Aim of the exercise: Bring together every line in the data that includes "this".

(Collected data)
=== Begin Enclosure ===

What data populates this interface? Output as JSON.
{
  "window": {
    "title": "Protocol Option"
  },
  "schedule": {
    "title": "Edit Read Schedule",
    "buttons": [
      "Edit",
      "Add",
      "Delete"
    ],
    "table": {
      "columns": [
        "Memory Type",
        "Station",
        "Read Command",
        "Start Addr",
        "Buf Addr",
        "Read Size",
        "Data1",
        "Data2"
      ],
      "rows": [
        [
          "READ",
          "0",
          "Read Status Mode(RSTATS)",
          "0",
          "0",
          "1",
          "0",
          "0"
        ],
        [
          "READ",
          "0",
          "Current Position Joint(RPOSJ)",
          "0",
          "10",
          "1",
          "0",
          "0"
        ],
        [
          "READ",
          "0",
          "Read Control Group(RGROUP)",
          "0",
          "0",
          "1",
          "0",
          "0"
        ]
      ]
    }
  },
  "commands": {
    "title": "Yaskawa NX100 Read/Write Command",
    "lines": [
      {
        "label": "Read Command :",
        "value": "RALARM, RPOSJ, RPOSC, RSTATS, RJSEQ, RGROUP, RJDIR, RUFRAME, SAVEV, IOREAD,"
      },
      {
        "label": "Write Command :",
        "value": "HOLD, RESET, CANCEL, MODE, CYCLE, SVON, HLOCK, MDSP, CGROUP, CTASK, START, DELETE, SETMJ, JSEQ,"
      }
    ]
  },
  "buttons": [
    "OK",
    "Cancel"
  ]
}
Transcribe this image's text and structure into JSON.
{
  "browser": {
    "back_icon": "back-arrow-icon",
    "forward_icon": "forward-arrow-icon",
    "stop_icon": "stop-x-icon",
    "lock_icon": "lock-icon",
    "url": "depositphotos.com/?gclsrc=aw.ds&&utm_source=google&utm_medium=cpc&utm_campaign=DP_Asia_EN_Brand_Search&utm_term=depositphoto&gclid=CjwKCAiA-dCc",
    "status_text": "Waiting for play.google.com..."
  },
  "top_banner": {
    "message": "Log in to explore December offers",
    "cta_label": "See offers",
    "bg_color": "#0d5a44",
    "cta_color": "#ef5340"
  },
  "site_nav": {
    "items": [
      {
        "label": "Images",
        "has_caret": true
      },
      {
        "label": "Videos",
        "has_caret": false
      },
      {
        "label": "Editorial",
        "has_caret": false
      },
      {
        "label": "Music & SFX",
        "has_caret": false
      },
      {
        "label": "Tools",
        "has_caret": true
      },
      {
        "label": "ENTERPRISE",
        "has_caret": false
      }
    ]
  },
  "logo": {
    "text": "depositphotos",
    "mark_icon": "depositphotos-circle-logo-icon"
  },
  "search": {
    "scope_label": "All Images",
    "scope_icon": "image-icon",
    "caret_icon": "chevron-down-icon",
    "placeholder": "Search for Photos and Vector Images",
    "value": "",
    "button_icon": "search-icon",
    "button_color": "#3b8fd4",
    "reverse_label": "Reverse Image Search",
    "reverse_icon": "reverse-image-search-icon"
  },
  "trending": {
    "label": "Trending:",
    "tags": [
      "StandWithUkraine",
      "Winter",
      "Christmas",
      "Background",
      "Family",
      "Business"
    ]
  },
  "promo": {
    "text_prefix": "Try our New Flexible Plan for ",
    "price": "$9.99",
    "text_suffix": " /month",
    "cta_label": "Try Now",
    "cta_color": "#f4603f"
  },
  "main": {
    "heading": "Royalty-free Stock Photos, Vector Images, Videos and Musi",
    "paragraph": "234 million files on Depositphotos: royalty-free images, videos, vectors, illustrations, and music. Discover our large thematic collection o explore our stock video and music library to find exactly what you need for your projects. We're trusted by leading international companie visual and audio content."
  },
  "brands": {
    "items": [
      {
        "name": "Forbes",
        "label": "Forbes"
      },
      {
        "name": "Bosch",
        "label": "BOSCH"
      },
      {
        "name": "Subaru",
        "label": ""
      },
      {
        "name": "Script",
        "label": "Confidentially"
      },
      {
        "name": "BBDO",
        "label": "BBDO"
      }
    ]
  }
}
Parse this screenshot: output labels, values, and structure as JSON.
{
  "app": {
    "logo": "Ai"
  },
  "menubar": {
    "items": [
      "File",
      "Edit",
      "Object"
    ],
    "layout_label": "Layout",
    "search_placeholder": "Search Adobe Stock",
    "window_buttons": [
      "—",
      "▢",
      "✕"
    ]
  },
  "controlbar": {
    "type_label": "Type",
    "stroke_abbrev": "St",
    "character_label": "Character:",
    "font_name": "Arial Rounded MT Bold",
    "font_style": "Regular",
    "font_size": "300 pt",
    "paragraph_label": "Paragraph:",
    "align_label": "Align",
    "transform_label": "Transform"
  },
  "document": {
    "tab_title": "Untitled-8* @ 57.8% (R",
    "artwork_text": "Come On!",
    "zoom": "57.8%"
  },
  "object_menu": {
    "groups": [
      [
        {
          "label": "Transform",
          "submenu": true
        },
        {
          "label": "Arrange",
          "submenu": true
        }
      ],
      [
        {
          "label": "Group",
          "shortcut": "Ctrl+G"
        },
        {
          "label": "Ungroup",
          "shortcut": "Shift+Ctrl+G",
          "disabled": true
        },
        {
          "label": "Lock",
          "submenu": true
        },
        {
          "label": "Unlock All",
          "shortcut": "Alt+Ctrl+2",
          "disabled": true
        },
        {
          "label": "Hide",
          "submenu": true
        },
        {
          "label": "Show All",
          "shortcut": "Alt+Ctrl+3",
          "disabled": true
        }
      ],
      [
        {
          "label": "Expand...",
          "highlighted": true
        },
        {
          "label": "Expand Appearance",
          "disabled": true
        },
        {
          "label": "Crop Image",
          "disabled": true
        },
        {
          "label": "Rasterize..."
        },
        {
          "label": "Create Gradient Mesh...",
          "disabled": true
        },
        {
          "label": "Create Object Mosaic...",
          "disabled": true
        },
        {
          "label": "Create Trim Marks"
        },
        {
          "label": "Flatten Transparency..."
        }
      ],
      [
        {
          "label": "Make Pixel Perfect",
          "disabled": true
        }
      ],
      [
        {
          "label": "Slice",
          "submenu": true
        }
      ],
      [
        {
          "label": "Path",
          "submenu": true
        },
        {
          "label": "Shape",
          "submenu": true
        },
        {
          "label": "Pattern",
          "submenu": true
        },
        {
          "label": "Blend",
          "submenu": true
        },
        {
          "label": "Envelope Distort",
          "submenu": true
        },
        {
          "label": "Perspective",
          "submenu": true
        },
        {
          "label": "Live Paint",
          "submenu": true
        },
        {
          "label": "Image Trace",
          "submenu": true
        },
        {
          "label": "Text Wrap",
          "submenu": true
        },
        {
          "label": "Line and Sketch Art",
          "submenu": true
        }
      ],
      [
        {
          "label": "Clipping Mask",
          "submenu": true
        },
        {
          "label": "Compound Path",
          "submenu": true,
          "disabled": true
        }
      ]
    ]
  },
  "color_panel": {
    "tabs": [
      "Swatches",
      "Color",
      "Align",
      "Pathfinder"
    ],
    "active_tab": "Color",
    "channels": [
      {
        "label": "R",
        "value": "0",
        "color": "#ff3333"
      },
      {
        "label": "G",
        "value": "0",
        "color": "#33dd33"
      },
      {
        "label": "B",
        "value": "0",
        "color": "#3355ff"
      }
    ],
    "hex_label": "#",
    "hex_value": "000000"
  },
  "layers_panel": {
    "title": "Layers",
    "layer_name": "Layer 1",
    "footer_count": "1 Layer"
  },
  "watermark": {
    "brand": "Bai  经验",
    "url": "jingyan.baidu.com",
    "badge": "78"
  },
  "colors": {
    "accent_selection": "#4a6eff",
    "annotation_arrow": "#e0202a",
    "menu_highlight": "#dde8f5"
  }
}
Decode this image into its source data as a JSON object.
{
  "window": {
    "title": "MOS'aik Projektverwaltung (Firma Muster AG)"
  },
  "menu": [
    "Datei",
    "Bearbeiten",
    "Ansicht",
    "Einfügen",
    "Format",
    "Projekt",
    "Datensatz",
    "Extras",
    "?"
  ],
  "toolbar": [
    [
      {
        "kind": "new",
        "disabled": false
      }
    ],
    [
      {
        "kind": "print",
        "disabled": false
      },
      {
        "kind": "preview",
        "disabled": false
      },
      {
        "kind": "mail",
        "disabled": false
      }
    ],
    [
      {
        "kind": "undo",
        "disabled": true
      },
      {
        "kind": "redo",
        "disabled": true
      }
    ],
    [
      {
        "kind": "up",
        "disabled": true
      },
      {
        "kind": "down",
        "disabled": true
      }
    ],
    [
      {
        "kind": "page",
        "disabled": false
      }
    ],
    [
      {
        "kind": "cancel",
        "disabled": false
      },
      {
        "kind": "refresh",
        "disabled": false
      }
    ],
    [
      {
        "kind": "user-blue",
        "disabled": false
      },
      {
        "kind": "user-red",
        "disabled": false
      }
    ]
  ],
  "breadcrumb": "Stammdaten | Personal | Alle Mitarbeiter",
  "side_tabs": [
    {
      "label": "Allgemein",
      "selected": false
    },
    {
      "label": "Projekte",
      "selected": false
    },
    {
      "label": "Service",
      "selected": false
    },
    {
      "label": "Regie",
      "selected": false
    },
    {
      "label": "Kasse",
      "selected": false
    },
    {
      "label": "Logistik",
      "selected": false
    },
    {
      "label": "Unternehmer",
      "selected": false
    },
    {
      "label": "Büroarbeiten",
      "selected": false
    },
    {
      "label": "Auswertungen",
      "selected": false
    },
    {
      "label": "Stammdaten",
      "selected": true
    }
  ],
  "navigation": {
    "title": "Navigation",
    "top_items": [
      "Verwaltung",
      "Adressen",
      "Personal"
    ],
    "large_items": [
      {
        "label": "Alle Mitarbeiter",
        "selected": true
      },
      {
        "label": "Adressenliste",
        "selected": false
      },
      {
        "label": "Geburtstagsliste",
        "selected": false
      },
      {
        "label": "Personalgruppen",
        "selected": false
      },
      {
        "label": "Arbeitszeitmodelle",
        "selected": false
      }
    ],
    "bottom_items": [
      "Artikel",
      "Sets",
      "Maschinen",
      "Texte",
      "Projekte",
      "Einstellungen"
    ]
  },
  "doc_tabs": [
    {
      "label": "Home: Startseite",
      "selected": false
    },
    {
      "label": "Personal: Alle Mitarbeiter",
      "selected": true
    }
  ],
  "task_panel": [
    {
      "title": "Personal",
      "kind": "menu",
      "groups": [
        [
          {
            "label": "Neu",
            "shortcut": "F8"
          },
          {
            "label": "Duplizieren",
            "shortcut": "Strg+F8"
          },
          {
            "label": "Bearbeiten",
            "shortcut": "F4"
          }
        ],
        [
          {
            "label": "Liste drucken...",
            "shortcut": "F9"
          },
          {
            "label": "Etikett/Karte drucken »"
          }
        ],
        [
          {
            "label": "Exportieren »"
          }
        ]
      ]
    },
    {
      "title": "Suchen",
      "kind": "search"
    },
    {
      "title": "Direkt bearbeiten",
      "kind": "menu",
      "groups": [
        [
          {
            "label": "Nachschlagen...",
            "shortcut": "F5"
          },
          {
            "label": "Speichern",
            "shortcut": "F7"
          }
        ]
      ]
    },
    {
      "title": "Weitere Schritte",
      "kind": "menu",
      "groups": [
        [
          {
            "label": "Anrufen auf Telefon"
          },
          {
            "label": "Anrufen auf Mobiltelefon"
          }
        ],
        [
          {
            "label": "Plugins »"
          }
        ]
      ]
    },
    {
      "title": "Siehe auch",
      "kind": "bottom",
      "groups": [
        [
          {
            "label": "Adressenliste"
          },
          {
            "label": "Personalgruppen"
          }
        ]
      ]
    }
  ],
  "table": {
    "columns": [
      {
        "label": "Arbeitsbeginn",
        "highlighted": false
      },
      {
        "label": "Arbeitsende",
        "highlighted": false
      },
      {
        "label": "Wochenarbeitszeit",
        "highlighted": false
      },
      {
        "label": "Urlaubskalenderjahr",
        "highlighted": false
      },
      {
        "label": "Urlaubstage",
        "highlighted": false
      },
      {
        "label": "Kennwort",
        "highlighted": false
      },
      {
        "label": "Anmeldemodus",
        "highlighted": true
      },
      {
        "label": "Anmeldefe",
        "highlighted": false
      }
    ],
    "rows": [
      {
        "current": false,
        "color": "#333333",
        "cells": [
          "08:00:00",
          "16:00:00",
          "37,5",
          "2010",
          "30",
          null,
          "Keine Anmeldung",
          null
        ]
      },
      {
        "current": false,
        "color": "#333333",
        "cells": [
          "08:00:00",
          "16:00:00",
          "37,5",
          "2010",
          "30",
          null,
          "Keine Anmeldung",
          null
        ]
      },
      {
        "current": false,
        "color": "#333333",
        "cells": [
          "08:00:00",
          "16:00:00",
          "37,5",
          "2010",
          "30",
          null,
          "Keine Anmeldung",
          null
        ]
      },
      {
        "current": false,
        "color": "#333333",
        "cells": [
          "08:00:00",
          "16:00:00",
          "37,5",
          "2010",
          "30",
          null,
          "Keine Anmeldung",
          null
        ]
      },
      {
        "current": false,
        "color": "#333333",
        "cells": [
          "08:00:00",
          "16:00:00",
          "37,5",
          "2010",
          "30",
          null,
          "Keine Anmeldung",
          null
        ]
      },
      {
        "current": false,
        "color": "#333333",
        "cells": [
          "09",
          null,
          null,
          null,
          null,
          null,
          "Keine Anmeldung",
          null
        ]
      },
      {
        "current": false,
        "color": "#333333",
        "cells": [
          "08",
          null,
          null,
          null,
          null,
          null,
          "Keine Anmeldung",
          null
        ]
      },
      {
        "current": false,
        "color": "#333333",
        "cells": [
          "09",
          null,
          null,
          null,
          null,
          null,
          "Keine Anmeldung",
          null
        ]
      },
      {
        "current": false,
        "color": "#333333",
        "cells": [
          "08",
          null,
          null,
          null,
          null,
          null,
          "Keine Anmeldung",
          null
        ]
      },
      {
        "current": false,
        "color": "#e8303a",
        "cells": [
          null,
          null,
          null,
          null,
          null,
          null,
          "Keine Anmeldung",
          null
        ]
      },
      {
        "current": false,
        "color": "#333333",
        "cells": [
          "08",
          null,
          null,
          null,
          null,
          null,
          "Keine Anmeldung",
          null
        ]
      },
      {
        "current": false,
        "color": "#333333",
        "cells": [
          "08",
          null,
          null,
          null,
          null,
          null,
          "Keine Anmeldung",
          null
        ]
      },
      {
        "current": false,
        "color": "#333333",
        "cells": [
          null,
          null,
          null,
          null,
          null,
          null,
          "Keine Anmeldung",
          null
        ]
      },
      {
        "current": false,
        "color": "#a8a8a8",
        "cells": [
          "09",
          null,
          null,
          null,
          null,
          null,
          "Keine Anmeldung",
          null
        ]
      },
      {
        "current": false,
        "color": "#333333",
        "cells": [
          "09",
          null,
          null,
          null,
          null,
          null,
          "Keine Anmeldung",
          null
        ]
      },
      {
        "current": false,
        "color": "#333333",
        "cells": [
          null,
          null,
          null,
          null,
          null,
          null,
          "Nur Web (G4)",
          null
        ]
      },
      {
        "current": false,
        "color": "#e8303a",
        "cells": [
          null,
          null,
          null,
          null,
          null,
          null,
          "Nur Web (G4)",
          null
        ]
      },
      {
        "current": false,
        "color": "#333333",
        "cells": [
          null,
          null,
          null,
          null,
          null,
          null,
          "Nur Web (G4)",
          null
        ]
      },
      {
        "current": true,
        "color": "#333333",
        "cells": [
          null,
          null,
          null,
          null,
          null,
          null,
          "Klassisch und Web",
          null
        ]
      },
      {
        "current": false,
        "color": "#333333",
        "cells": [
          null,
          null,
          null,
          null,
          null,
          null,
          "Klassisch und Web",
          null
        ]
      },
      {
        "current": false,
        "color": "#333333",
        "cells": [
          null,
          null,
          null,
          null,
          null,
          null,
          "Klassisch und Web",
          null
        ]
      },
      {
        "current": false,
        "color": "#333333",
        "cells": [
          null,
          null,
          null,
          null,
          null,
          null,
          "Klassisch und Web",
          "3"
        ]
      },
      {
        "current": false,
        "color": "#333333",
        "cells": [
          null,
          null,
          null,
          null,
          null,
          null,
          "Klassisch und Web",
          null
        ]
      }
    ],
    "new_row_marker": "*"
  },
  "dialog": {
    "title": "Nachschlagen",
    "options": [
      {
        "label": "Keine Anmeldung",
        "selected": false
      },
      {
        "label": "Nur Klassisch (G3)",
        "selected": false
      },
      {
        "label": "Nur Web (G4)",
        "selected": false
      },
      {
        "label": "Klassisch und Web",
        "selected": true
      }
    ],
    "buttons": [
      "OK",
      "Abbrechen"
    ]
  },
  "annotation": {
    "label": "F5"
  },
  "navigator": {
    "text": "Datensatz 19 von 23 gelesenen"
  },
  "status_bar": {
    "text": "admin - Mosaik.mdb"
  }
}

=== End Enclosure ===

Your solution:
What data populates this interface? Output as JSON.
Transcribe this image's text and structure into JSON.
Parse this screenshot: output labels, values, and structure as JSON.
Decode this image into its source data as a JSON object.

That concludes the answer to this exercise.